Problem is, this relatively straightforward and unimposing set-up never generates momentum, the secondary characters, most notably the town’s bigoted sheriff played with bored indifference by Peter Stormare, given so little to do their plight never resonates (save one notable exception, the crux of which I will not talk about in order not spoil it). Additionally, Hansel and Gretel are so one-dimensional they barely exist, their relationship never developing making their struggles to discover why their parents abandoned them all those years prior and what is required to defeat the current witch menace Muriel represents barely of consequence.

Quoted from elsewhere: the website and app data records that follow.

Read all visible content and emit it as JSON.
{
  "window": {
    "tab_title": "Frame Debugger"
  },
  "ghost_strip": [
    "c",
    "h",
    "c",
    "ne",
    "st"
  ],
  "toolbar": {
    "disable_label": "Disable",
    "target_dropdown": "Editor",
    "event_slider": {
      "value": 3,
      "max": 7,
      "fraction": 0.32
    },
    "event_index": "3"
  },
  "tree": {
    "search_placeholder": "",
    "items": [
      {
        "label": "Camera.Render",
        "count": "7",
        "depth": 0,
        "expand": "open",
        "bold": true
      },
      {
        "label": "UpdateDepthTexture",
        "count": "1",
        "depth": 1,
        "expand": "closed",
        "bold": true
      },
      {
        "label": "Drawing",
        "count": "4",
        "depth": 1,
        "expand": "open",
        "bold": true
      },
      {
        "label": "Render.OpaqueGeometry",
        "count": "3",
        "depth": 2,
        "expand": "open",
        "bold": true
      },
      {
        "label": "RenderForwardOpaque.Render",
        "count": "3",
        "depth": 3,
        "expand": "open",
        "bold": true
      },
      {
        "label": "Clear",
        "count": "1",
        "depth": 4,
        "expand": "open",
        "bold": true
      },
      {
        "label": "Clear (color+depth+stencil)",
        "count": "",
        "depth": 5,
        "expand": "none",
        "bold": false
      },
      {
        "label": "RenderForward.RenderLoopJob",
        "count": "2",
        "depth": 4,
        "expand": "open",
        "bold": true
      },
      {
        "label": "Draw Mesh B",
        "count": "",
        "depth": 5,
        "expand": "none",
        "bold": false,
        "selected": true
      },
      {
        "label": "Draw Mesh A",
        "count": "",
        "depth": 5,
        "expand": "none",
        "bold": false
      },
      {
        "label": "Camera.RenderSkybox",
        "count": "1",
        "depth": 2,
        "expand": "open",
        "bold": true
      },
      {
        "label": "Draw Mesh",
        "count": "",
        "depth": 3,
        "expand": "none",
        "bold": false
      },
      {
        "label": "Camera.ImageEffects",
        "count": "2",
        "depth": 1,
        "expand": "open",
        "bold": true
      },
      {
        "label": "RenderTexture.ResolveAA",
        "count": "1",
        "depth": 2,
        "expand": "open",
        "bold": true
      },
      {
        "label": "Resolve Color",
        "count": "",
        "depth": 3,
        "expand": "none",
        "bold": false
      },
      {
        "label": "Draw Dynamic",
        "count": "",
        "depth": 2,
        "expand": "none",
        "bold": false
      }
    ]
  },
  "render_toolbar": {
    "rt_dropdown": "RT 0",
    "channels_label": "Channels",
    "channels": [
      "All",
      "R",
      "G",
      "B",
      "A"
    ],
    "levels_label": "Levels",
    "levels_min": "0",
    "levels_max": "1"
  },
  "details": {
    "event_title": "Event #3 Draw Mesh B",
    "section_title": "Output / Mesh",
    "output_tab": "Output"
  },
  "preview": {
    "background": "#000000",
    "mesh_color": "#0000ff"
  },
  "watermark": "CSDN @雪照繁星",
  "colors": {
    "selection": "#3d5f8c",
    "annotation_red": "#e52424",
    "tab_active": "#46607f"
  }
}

Be that as it may, part of me can’t help but want to be nice to Wirkola’s Hollywood debut. The guy has a knack for creative bloodletting. On top of that, while the film is filled with plenty of CGI (some of it awesome, much of it silly, most of it fine if not worthy of comment one way or the other) that doesn’t mean he doesn’t eschew practical effects. In fact, one character, a gigantic troll named Edward (played by a suitably unrecognizable Derek Mears) is worthy of as many exultations and kudos I could throw his way, every appearance of the sad, rather pitiable, yet also dangerously violent, beast something to celebrate.
At not even 90 minutes it is reasonable to suspect that the version of Hansel & Gretel: Witch Hunters hitting theatres might not be the same one that Wirkola originally intended. I have no way of knowing this, of course, but considering the release date delays and the way major studios typically react when they’re faced with a motion picture they don’t understand I can’t be the only one wondering about this. That said, as presented, even with moments of creativity worthy of applause, even though I think the director has talent, this movie is a misfire, and no amount of magic or witchcraft could bewitch me into saying otherwise.
Film Rating: 2½ (out of 4)